 ...and with this move came my opponent's first draw offer. Having made a self imposed 30–move Sofia rule on myself, I thought for 16 minutes and implemented an idea that Elizabeth Vicary showed me the day before. Always keep your ears open when your friends are willing to share lines with you, youngsters...you never know when you might need it.
11...d5 12.exd5 Nxd5 13.Nxd5 e6 14.Bh6 exd5 15.Bxg7 Kxg7 16.Nb5 dxc4 17.Nd6 Rd8 18.Nxb7 Qxd1

18...Qxd1Parry.jpg
Position after 18...Qxd1


 I completed this move by saying "I return the draw offer" and my opponent knew he had the better chances and played on! Bravo! 19.Rfxd1 Rxd1+ 20.Rxd1 cxb3 21.axb3 Nc6 22.Rd7
Here the plan Re8-e7 is also sufficient.
22...Ne5 23.Rc7 g5
 The f7 pawn could become a serious liability, so it is very important secure my knights position and not allow White  to kick him around. Who are the kickers in chess? Pawns, of course.
24.Rc5
24.Kf2 a5 and Black has some chances to trade off the a-pawn and secure the draw.; 24.b4 was the moved I feared. I thought White  might be able to cramp me and fix the a-pawn with b4-b5.
 24...f6 25.Ra5 Rb8 26.Nc5
26.Rxa7 Nc6 27.Ra6 Rxb7 28.Rxc6 Rxb3 is a dead draw.
 26...Nc6 27.Ra6 Rb6 28.Rxb6 axb6 29.Ne4 Nd4 30.Nd2 f5

 The number one way to gain space is to push pawns and now the f-pawn and Black knight create a nice blockade not allowing the White  king to improve.
 31.Kf2 f4 32.b4 b5 33.Ne4 Kg6 34.Ke1 Kf5 35.Kd2 g4

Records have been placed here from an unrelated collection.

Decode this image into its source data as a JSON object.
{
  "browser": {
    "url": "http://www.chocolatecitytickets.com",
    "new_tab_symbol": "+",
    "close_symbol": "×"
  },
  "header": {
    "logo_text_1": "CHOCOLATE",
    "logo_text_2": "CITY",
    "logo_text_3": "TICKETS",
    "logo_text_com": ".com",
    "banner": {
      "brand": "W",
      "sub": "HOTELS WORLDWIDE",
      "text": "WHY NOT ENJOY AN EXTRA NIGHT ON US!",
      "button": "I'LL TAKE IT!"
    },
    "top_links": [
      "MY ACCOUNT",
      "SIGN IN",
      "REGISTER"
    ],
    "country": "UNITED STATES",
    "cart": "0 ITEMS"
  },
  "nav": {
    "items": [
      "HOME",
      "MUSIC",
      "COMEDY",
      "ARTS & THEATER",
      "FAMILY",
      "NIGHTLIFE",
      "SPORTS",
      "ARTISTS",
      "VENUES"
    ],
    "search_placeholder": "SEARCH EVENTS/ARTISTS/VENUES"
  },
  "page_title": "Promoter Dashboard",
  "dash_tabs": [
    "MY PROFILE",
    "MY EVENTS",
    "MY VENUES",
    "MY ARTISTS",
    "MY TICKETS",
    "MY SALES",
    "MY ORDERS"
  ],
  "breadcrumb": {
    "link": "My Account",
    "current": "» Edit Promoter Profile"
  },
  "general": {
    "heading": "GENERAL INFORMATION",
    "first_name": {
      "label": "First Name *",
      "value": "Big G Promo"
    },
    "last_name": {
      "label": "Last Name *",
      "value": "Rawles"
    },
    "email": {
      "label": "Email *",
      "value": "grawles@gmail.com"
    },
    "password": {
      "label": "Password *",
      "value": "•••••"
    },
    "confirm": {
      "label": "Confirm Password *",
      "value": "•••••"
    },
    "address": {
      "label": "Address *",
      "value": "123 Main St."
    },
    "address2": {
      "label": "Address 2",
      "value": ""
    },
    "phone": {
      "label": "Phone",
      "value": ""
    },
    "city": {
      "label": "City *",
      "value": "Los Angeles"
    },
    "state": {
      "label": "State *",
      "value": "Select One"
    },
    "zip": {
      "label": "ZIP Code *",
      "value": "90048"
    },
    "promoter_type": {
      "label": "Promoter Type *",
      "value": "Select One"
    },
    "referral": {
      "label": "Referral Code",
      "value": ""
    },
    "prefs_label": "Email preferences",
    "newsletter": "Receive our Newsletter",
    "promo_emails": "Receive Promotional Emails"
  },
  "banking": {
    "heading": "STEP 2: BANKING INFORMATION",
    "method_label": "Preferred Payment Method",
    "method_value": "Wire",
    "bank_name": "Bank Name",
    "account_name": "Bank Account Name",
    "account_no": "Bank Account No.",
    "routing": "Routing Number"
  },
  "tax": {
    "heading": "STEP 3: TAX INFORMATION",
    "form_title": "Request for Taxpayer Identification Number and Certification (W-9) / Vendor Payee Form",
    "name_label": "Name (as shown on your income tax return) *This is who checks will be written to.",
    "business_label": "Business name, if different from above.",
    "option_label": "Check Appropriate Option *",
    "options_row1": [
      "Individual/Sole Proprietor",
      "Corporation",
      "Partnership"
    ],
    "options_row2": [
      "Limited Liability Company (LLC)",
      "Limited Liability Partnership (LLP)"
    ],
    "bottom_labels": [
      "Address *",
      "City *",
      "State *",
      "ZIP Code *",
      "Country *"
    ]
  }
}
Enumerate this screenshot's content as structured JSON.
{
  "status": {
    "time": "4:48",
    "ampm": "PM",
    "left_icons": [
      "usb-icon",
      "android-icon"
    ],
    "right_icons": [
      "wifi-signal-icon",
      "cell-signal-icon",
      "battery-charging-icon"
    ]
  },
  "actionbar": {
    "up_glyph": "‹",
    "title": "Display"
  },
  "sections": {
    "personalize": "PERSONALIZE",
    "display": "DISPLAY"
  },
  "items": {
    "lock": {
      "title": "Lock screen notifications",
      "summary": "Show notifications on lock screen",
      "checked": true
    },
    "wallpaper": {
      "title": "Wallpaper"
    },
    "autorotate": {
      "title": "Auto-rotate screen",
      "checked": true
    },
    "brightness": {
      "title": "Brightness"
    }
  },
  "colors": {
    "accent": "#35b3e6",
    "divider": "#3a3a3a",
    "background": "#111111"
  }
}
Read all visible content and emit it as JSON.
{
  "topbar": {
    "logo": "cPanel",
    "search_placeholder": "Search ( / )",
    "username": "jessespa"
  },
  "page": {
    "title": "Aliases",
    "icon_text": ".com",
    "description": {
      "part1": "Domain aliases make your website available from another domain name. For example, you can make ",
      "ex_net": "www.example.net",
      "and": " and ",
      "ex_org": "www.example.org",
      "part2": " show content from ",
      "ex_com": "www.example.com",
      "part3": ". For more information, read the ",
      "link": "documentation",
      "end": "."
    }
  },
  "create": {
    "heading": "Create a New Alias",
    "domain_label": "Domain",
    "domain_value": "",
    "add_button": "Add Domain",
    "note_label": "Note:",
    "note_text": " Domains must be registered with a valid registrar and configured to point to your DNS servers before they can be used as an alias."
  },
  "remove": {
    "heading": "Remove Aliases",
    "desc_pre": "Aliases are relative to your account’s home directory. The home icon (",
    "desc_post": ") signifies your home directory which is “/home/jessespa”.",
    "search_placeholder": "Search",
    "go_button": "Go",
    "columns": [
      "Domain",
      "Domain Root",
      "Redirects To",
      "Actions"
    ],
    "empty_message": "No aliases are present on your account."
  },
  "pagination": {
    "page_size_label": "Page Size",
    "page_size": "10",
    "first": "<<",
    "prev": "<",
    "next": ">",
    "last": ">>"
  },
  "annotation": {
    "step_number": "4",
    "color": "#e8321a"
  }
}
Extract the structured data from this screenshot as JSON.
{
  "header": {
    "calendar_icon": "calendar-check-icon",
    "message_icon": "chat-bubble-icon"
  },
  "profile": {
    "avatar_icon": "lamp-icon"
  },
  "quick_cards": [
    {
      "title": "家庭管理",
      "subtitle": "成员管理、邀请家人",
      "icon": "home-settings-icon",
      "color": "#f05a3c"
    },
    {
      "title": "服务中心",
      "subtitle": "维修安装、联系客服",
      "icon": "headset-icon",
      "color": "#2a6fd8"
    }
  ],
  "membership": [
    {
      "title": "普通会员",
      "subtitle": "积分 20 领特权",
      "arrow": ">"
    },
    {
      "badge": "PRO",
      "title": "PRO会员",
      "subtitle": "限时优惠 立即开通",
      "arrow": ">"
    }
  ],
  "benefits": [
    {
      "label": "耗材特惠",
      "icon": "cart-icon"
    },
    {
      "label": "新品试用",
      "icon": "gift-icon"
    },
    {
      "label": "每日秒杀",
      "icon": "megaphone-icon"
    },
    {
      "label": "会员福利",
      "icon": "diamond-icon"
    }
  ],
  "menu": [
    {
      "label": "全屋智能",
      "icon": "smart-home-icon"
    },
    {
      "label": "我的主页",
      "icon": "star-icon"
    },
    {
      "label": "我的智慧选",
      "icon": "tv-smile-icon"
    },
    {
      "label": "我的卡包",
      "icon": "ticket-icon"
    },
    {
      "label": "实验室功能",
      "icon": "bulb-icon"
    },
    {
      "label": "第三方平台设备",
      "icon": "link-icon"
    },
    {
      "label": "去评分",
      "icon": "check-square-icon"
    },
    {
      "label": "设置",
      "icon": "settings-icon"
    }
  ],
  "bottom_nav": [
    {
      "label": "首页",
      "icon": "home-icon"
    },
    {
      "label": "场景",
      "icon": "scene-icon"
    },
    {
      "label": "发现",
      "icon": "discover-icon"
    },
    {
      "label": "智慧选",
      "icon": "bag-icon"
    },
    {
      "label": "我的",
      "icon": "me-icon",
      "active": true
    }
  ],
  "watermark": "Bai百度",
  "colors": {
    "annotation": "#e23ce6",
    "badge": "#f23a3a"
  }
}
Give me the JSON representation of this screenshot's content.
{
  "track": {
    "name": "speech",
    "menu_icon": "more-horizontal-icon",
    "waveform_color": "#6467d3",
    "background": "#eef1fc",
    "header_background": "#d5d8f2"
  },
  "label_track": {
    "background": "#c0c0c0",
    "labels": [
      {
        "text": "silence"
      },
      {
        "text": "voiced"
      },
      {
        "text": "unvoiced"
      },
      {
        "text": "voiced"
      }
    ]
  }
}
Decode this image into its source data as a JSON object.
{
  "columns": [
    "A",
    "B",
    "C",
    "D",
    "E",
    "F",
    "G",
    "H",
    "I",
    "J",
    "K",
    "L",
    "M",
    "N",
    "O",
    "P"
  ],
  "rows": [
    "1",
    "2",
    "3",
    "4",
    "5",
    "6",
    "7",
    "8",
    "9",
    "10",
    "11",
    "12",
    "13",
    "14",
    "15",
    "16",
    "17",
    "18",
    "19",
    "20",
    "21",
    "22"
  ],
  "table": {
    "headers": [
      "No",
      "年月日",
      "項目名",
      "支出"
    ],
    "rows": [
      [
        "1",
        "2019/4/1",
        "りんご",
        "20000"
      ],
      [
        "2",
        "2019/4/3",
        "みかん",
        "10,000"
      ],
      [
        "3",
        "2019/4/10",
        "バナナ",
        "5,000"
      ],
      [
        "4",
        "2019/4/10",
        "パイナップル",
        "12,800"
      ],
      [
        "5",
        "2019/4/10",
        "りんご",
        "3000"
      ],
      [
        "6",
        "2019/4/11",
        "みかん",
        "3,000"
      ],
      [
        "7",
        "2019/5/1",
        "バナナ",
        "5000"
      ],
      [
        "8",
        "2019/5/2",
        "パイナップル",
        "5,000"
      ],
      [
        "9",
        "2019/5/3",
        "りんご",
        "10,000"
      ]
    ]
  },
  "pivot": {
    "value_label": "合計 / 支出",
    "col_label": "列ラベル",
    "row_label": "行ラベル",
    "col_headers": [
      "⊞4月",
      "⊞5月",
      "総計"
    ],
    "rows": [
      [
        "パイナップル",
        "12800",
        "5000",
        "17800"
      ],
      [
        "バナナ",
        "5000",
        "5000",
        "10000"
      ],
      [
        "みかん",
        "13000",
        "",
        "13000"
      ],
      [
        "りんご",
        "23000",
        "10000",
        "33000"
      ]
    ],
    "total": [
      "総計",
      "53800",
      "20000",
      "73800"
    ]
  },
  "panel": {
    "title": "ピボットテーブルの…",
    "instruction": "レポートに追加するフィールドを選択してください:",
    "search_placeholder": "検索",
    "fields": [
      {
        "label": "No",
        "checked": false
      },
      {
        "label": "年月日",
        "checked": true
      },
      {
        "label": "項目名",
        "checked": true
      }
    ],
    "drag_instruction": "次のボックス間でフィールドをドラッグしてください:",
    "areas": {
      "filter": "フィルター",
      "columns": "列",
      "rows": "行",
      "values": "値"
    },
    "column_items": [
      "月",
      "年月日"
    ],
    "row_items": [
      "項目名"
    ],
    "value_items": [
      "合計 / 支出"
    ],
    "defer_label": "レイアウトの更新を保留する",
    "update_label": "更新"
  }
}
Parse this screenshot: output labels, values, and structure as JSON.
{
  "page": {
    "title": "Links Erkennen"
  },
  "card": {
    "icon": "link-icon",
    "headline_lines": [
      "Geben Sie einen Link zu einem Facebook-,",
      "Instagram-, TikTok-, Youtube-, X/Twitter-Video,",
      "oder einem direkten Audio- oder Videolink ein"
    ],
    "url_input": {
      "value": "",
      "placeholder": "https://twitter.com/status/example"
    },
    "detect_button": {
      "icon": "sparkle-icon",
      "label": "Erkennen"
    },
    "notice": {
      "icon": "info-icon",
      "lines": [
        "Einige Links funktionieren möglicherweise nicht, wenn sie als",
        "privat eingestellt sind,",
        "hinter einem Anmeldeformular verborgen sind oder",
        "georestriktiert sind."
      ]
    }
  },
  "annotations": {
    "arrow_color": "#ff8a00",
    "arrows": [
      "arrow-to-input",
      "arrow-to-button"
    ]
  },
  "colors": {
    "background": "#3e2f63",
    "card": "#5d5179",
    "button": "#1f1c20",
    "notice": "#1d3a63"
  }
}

 Now Black has all the winning chances.
36.Nd6+ Ke5 37.Nxb5
Often, you will find players not able to handle the pressure in endgames and they resort to drastic measures. This move ends up drawing but it is definitely not the easiest path.
37...Nxb5 38.fxg4 Nd4 39.Kd3 Kd5 40.h4 Nc6 41.b5 Ne5+ 42.Ke2 h6
42...Kc5 43.g5 Kxb5 44.h5 Kc5 45.g6 hxg6 46.hxg6 Nxg6 47.Kf3 and there is no way to stop g2-g3 securing the draw.
 43.Kf2 Kc5 44.g3 Kxb5 45.g5 fxg3+ 46.Kxg3 h5 47.Kf4 Ng6+ 48.Kf5 Nxh4+ 49.Kf6 Kc5
49...Kc4 50.Kg7 Ng2 51.Kf6 Nf4 52.Kf5 Nd5 53.g6 Ne7+ 54.Kg5 draws.
 50.Kg7 Nf3
50...Nf5+ 51.Kf6 Ng7 (51...Ng3 52.g6 h4 53.g7 Nh5+ 54.Kg5 draws.) 52.Kxg7 h4 53.g6 h3 54.Kf7 h2 55.g7 draws.
51.g6 h4 52.Kf6 h3 53.g7 h2 54.g8Q h1Q and after 30 or so more moves White  held the draw. ½–½

Money Game


So keep the endgame study up and you can count on improvement in your game. I conclude with my money-round game against (IM) Adu Oladapu, even though it did not go into an ending.



After this win, I tied for 6th place. So what’s next? Off to the All Good Festival in West Virginia to discover whether or not they play as well as Bonnaroo!